Gamers are all about efficiency
I think this is what strikes some gamers wrong about using these newer input devices. The Wii remote is not as easy to use as a Playstation controller.

Using motion controls to drive a car or do just about anything is a bit more challenging on a Wii remote. Some gamers, like myself, enjoy that challenge. Other gamers, like Yahtzee Croshaw from Zero Punctuation can’t stand the motion controls because they make them feel like they have to flail around to do the same thing they could have done with the twitch of a finger.

Gamers are competitive and look at the input device as a potential tool to make them more effective. They buy expensive mice with super high DPI ratings and more buttons than your number pad. I know that on a personal note I am very tempted to buy a Logitech G13 Advanced Gameboard for that exact reason.

This is a fundamental problem with introducing new controls.  One of the games I have for our Wii is Mario Cart. As much as I love the motion controls, you can’t get me to use them in that game because it offers a method without the controls. If I were to use the motion controls while playing against someone who wasn’t – I would be at a disadvantage. Therefore, I feel like I need to play without motion controls in order to feel competitive.

If you want it to work, it can’t be a choice.

It’s not a new argument. There are plenty of people who play WoW who would rather play the game without addons. But in order to compete against players WITH addons, they feel compelled to download and install them.

As an addon author, I’m cleary not against addons. However, I can see that point and respect why other devs like CCP would choose not to allow them to exist in their game. Having an interface option where one method is clearly far superior to another method is really no choice at all.

Wednesday, July 14, 2010

No one likes grind.

To me, the statement "No one likes grind" is one of the most obvious observations that a person can make. It's right up there with "the sky is blue" and "black is darker than white".

The actual definition of Grind is "a tedious task" and it's synonymous with Drudgery. Tedious, by the way, is defined as "boring, monotonous, time consuming". I think that pretty much sums up what most MMO players think of Grinding.

And yet... I always find it terribly surprising when someone speaks out in favor of the grind. "No. No." they say, "we like the grind. The grind is important. It provides meaning. Context for all our hard work."

You like boring, monotonous, time consuming tasks? Really? Forgive me while I display some skepticism for a moment. For I find it impossible that even a masochist would really enjoy tasks that, by definition, are uninteresting, repetitive and cause players mental weariness.

No. I don't think you really do like the grind. No one likes the grind.

I think you like the reward.
I think what players like is the sense of achievement that comes from overcoming difficulty. That and the shiny Pavlovian treat that usually accompanies that sense of achievement.

No. It's not the "grind" that players find rewarding. It's the reward that they find rewarding.

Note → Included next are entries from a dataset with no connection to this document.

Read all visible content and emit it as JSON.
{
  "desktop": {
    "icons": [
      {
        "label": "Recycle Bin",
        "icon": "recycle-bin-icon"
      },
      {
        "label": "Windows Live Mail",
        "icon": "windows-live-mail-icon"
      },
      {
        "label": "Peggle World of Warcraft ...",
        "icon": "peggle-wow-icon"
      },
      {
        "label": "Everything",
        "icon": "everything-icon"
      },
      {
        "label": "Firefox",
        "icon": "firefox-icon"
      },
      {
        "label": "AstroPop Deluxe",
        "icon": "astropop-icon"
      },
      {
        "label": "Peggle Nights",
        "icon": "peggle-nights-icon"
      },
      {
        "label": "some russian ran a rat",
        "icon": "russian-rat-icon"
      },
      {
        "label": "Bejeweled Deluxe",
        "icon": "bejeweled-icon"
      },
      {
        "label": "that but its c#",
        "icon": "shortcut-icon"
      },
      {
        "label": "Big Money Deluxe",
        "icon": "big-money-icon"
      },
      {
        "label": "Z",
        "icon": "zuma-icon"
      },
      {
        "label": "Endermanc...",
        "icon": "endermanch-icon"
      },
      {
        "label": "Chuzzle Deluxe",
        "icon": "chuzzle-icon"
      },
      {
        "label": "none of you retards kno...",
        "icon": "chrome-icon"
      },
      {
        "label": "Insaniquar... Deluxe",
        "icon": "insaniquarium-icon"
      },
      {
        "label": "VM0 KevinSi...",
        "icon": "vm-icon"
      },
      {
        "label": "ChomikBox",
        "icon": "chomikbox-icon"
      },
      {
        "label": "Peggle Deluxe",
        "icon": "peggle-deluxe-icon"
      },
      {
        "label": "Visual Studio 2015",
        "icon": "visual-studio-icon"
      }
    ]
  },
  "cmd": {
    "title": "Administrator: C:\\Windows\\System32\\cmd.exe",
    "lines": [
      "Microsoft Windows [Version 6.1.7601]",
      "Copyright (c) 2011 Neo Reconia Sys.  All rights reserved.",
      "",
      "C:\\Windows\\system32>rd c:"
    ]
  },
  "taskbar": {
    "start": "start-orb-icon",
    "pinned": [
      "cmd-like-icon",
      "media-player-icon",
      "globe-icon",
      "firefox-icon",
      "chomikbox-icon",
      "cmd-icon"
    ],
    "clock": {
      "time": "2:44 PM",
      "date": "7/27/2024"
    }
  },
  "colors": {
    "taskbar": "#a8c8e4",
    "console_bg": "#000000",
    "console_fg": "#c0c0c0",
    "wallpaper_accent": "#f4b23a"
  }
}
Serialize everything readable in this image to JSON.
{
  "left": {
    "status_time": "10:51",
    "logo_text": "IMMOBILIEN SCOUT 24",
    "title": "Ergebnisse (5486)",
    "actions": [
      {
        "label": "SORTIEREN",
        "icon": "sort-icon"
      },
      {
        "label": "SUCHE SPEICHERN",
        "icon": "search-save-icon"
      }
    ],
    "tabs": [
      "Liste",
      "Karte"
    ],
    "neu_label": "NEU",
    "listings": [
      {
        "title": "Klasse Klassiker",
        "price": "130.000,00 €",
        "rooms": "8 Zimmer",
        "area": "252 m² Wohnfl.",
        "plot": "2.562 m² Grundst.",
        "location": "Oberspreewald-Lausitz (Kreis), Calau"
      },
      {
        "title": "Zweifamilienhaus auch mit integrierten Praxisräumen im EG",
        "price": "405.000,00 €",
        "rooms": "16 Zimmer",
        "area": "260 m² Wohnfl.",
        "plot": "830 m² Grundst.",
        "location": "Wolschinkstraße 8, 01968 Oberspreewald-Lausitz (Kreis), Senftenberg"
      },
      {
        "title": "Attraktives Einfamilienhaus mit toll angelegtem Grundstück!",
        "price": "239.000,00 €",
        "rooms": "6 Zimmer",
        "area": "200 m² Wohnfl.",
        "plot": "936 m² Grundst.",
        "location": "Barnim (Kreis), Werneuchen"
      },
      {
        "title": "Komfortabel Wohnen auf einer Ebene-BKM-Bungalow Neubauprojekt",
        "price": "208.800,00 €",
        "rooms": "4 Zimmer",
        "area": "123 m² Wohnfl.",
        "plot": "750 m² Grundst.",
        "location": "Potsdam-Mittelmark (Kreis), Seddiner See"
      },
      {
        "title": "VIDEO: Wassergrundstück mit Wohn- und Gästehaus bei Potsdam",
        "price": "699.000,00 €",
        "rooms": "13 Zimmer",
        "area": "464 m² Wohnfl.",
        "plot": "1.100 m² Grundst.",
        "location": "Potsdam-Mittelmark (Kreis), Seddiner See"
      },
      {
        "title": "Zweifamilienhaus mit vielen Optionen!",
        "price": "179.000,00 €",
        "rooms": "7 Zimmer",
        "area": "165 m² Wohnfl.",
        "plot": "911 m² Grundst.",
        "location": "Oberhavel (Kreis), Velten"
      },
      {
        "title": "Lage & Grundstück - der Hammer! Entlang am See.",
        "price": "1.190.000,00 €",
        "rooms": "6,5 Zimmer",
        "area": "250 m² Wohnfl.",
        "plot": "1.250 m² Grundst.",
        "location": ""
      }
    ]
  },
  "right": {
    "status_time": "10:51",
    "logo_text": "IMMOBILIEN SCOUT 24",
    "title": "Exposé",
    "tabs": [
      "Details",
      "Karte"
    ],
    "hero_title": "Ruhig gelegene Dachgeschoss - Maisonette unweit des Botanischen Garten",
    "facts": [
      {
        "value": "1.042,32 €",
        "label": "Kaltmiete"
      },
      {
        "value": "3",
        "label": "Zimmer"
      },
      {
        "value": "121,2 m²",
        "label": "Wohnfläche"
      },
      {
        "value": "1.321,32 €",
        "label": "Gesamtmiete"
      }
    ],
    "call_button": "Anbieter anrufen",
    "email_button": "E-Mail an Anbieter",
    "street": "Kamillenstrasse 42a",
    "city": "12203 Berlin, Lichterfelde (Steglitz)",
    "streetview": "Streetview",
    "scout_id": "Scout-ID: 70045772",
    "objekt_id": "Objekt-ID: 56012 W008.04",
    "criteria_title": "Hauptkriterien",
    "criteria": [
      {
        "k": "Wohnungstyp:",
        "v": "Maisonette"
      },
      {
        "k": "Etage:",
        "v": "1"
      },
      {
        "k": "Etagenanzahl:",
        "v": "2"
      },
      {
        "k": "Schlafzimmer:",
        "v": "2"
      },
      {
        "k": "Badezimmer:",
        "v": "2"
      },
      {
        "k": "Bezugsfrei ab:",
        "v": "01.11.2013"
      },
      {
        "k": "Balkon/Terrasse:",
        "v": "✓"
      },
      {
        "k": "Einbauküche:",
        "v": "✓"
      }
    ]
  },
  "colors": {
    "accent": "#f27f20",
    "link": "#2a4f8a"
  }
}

I'm convinced that if you created a "box" in the middle of Orgrimmar that players could jump on for free coins that players would happily jump on that box 24/7 and proceed to send Blizzard thank you emails for giving them that box. The "box" they would say is the smartest idea ever.

But, of course, it's not the "box" that players would enjoy but the Reward it provides.

We need challenge, but do we need Grind?
As MMO players, we crave challenge. We want challenge. It's what gives our virtual achievements context and meaning.

As I wrote in Mid-June, there are several ways to make your MMO more difficult:
  • Twitch Skills
  • Reactive Decision Making
  • Planned Strategic Thinking
  • Time Consuming
  • Severe Consequences
  • Organizational Structure
Of all six methods for making your game more difficult, the worst possible choice from a player perspective is to make it more time consuming. Difficulty, by virtue of only being lengthy, is a miserable and mind-numbingly boring way to make your game more difficult.

We don't need the Grind to make a game challenging. There are plenty of ways to increase the challenge without needing to make it monotonous or boring.

Wednesday, July 7, 2010

Because the trolls don’t necessarily stop – they just know who you are now.

The worst part about Blizzard's recent announced change is that they sincerely believe this will clean up the forums.  Perhaps a bit, but at what cost?

The unfortunate reality is that Blizzard is simply arming the "trolls" with real information they can use to make the attacks more hurtful.

The real trolls, the ones who want to cause harm and mischief, just got a brand new way they can make your life miserable.  If they don't like what you have to say, they don't need to post the hate, they can just call you on the phone and leave nasty messages.

My Mom started getting hate mail from someone in an internet group with a grudge against her. Real mail. Sent to her house with threats.

There are countless ways that the trolls can now inflict harm upon you if they know your real name.  Get all their buddies to harrass you.  Sign you up for magazines.  Subscribe you to porn lists.

Or the other alternative I love is the “wrong guy” scenario. This is where the unlucky bastard who just happens to have the same name gets harassed in real life by some angry forum trolls. Calling his house. Leaving nasty messages. Sending him photos of his house with death threats.

Because the trolls don’t necessarily stop – they just know who you are now.

Kicking your ass in Real Life (courtesy of RealID)
I grew up in a small-ish town where there wasn’t much to do on the weekend. You either got drunk, got laid, or got into a fight. I’m also not a small guy and when I was in my teens and early twenties, I wasn’t always the best decision maker when it came to throwing a few punches. In one particularly noteworthy situation, I was carried out of a building by four police officers.

I’ve since matured quite a bit and been pretty subdued for the last 10 years. All of this ugliness was inside of a younger, less mature me. Outside of the occasional menacing glare, I haven’t been in a real altercation since the aforementioned police officer incident. The older me has too much to lose to ever behave that way again.

My point? Well, at one time in my life I was THAT guy. You know the guy I’m talking about... The one who snaps online and starts making the physical threats. “Where do you live? I want to kick your ass. Let’s meet somewhere.”

Thing is – I was serious. I really did want to kick their ass and had they been near my city... well, there would have been some vengeance for the online slights. Now I wasn’t always that angry. In all my years of gaming or participating in online activities I can only think of two instances where I would have been angry enough to take action.

But.. therein lies my point. I was angry enough to take action.

Look, in the grand scheme of things I’m not even the most likely person I know who would seek someone out to kick their ass. But I certainly know my younger self would have considered it. And my younger drunken self may have even acted upon it.

But what stopped me?


As frustrated and angry as I might have been, I had no outlet. No way to act upon impulses that could have turned out badly. Impulses that were further inflamed because the source of my anger wasn’t physically present.

You see, the real Internet Dickwad Theory is only partly about Anonymity. Because part of what makes something so much more dick-ish on the Internet is that you don’t have any immediate personal feedback from people. If you are being a dick to someone in real life, even if they don’t know you personally, you can both use body language and vocal queues to keep the conversation from turning from just a civil disagreement to a raging war.

But if you are being a dick on the internet, their imagination supplies the tone. Words intended to be fair and considering can quickly be seen as hurtful and inflammatory. Removing the anonymity while keeping the same inflammatory problems is simply a disaster in the making.

Is the use of Real Names a good idea?


And take that from the perspective of someone who is willingly admitting that they would likely have kicked the shit out of someone in real life had that anonymity not existed. That’s not fear-mongering. That’s just an honest appraisal from someone who knows himself well enough to know that this can only end badly.